(Element data from apps and pages)
:::::

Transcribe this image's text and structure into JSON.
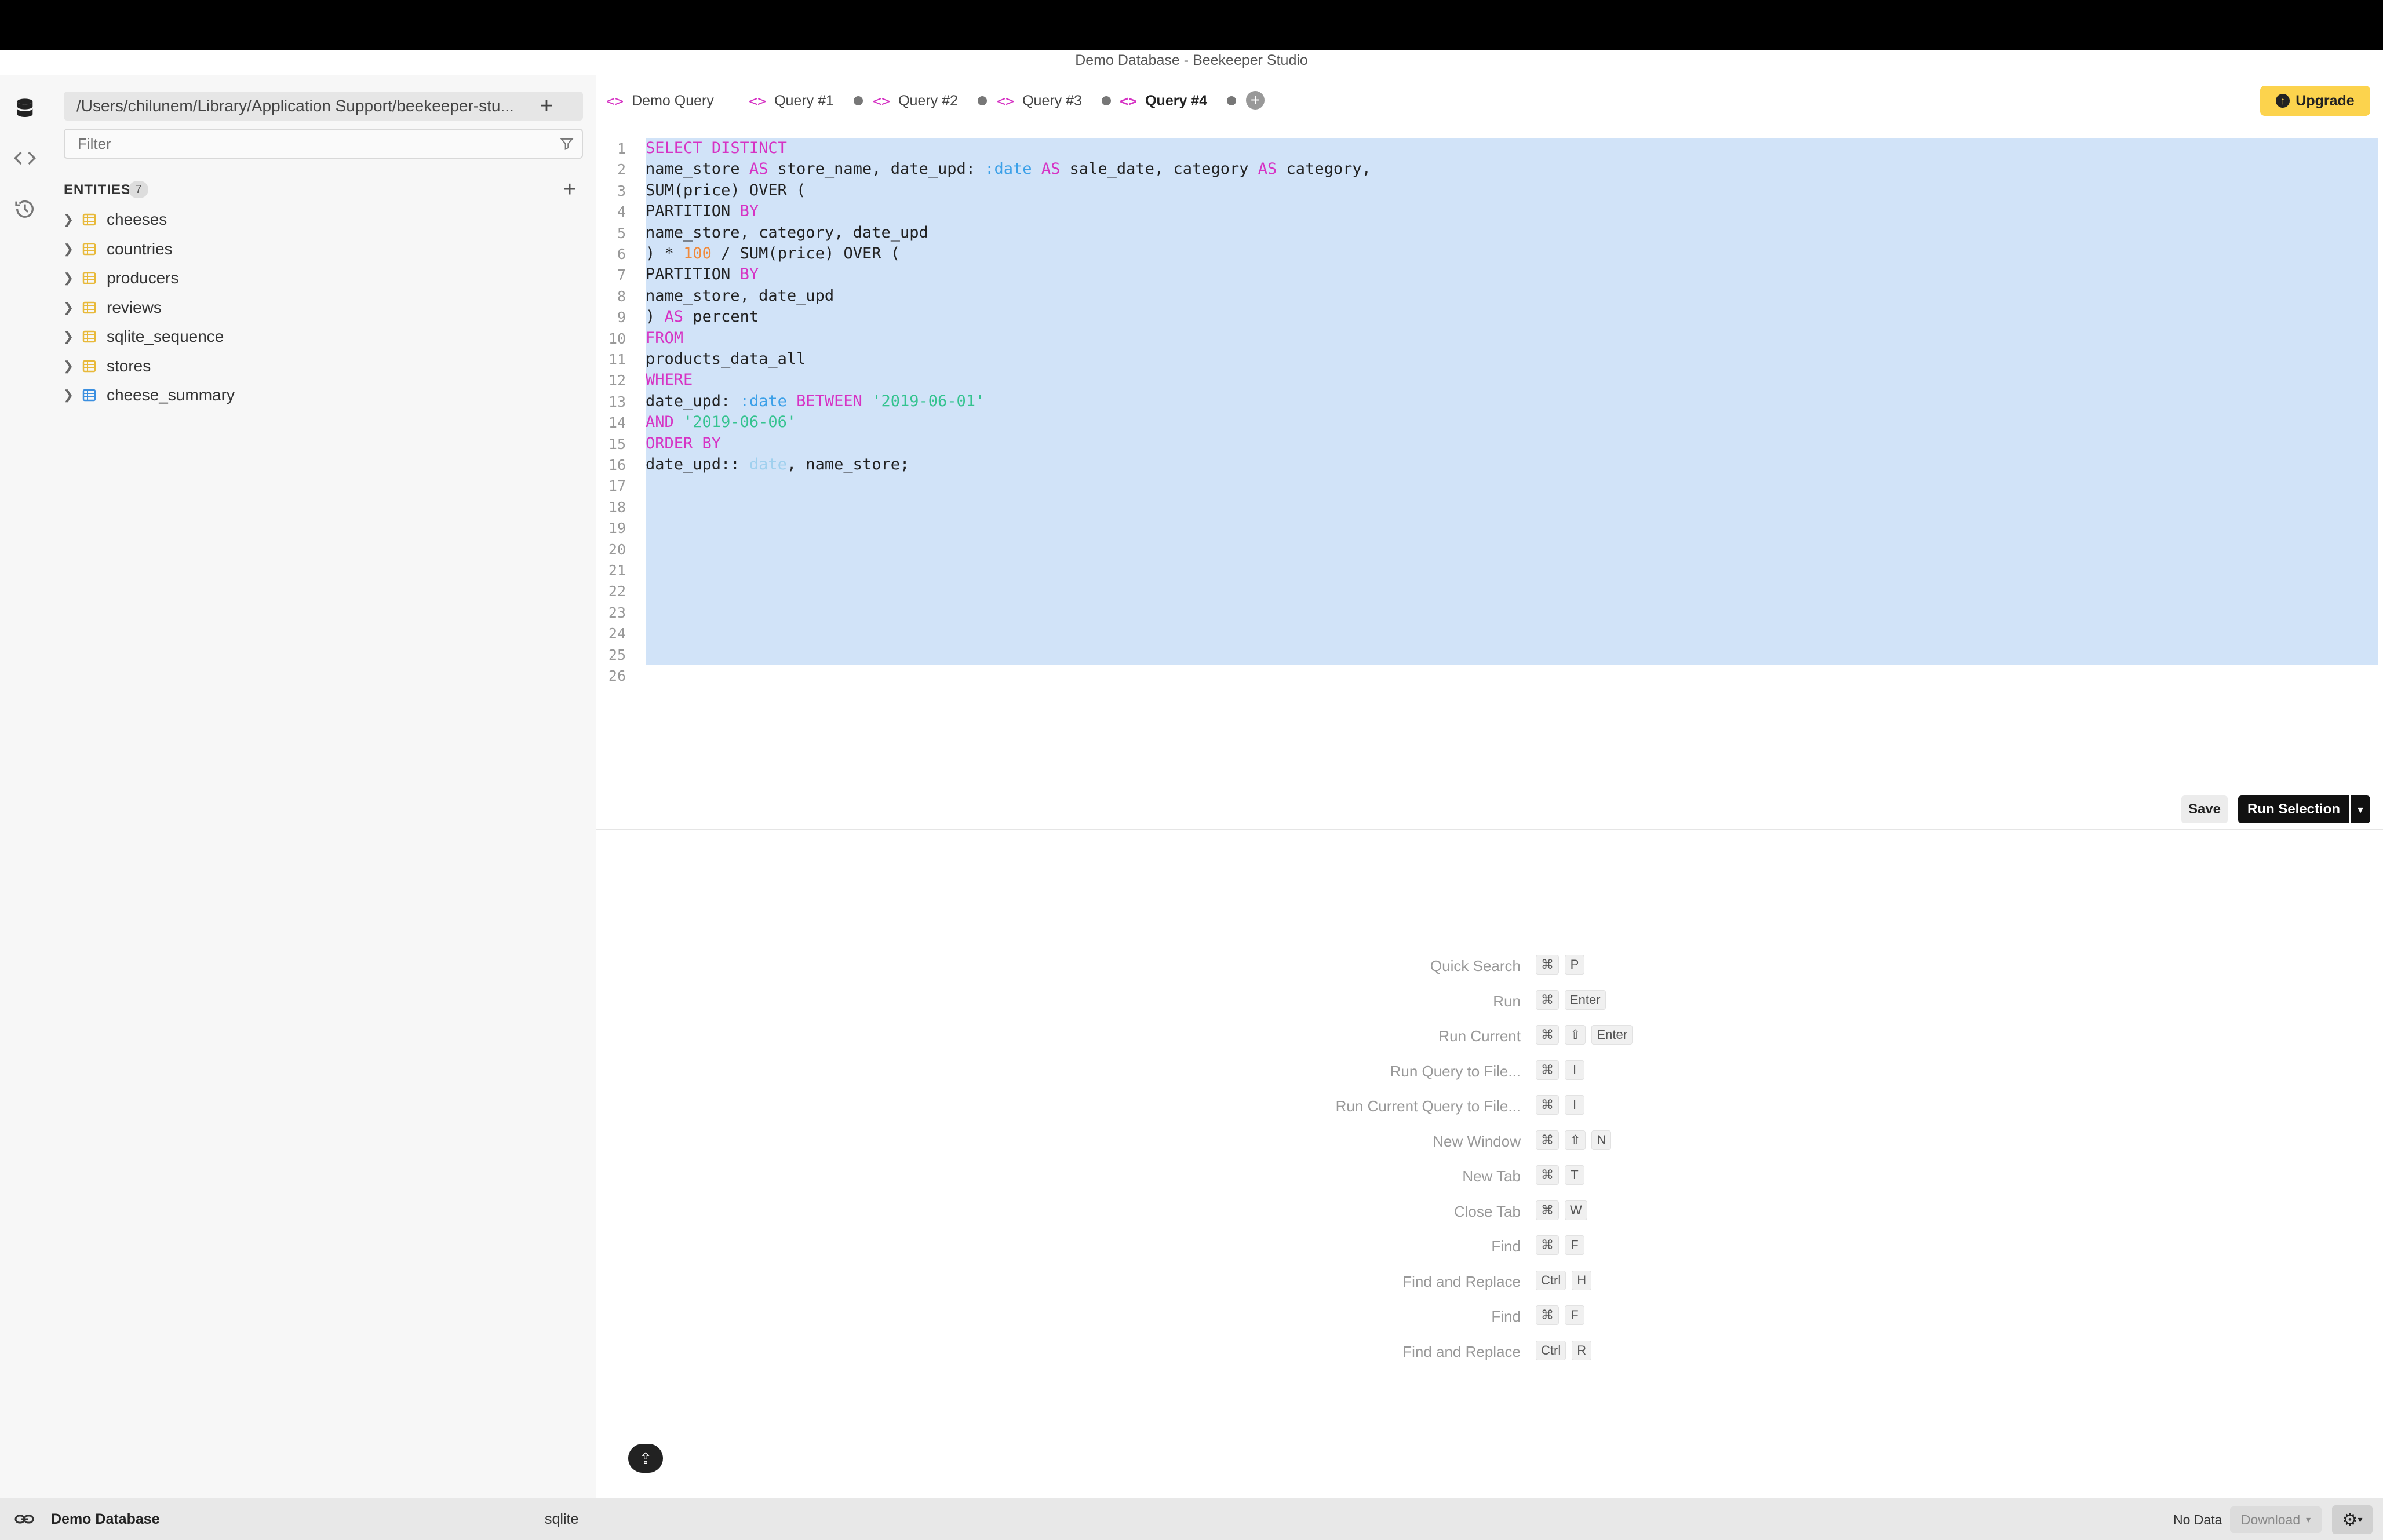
{
  "window": {
    "title": "Demo Database - Beekeeper Studio"
  },
  "sidebar": {
    "path": "/Users/chilunem/Library/Application Support/beekeeper-stu...",
    "filter_placeholder": "Filter",
    "entities_label": "ENTITIES",
    "entities_count": "7",
    "entities": [
      {
        "name": "cheeses",
        "kind": "table"
      },
      {
        "name": "countries",
        "kind": "table"
      },
      {
        "name": "producers",
        "kind": "table"
      },
      {
        "name": "reviews",
        "kind": "table"
      },
      {
        "name": "sqlite_sequence",
        "kind": "table"
      },
      {
        "name": "stores",
        "kind": "table"
      },
      {
        "name": "cheese_summary",
        "kind": "view"
      }
    ]
  },
  "tabs": [
    {
      "label": "Demo Query",
      "unsaved": false,
      "active": false
    },
    {
      "label": "Query #1",
      "unsaved": true,
      "active": false
    },
    {
      "label": "Query #2",
      "unsaved": true,
      "active": false
    },
    {
      "label": "Query #3",
      "unsaved": true,
      "active": false
    },
    {
      "label": "Query #4",
      "unsaved": true,
      "active": true
    }
  ],
  "upgrade_label": "Upgrade",
  "editor": {
    "line_numbers": [
      "1",
      "2",
      "3",
      "4",
      "5",
      "6",
      "7",
      "8",
      "9",
      "10",
      "11",
      "12",
      "13",
      "14",
      "15",
      "16",
      "17",
      "18",
      "19",
      "20",
      "21",
      "22",
      "23",
      "24",
      "25",
      "26"
    ],
    "lines": [
      "SELECT DISTINCT",
      "name_store AS store_name, date_upd: :date AS sale_date, category AS category,",
      "SUM(price) OVER (",
      "PARTITION BY",
      "name_store, category, date_upd",
      ") * 100 / SUM(price) OVER (",
      "PARTITION BY",
      "name_store, date_upd",
      ") AS percent",
      "FROM",
      "products_data_all",
      "WHERE",
      "date_upd: :date BETWEEN '2019-06-01'",
      "AND '2019-06-06'",
      "ORDER BY",
      "date_upd:: date, name_store;"
    ]
  },
  "actions": {
    "save_label": "Save",
    "run_label": "Run Selection"
  },
  "shortcuts": [
    {
      "label": "Quick Search",
      "keys": [
        "⌘",
        "P"
      ]
    },
    {
      "label": "Run",
      "keys": [
        "⌘",
        "Enter"
      ]
    },
    {
      "label": "Run Current",
      "keys": [
        "⌘",
        "⇧",
        "Enter"
      ]
    },
    {
      "label": "Run Query to File...",
      "keys": [
        "⌘",
        "I"
      ]
    },
    {
      "label": "Run Current Query to File...",
      "keys": [
        "⌘",
        "I"
      ]
    },
    {
      "label": "New Window",
      "keys": [
        "⌘",
        "⇧",
        "N"
      ]
    },
    {
      "label": "New Tab",
      "keys": [
        "⌘",
        "T"
      ]
    },
    {
      "label": "Close Tab",
      "keys": [
        "⌘",
        "W"
      ]
    },
    {
      "label": "Find",
      "keys": [
        "⌘",
        "F"
      ]
    },
    {
      "label": "Find and Replace",
      "keys": [
        "Ctrl",
        "H"
      ]
    },
    {
      "label": "Find",
      "keys": [
        "⌘",
        "F"
      ]
    },
    {
      "label": "Find and Replace",
      "keys": [
        "Ctrl",
        "R"
      ]
    }
  ],
  "status": {
    "connection": "Demo Database",
    "db_type": "sqlite",
    "result": "No Data",
    "download_label": "Download"
  },
  "colors": {
    "accent": "#d633c4",
    "upgrade": "#fcd34d",
    "selection": "#d1e3f8",
    "table_icon": "#e8b93a",
    "view_icon": "#3b8fe0"
  }
}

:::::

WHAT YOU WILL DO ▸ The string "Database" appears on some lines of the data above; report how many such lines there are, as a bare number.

TASK OUTPUT ▸ 2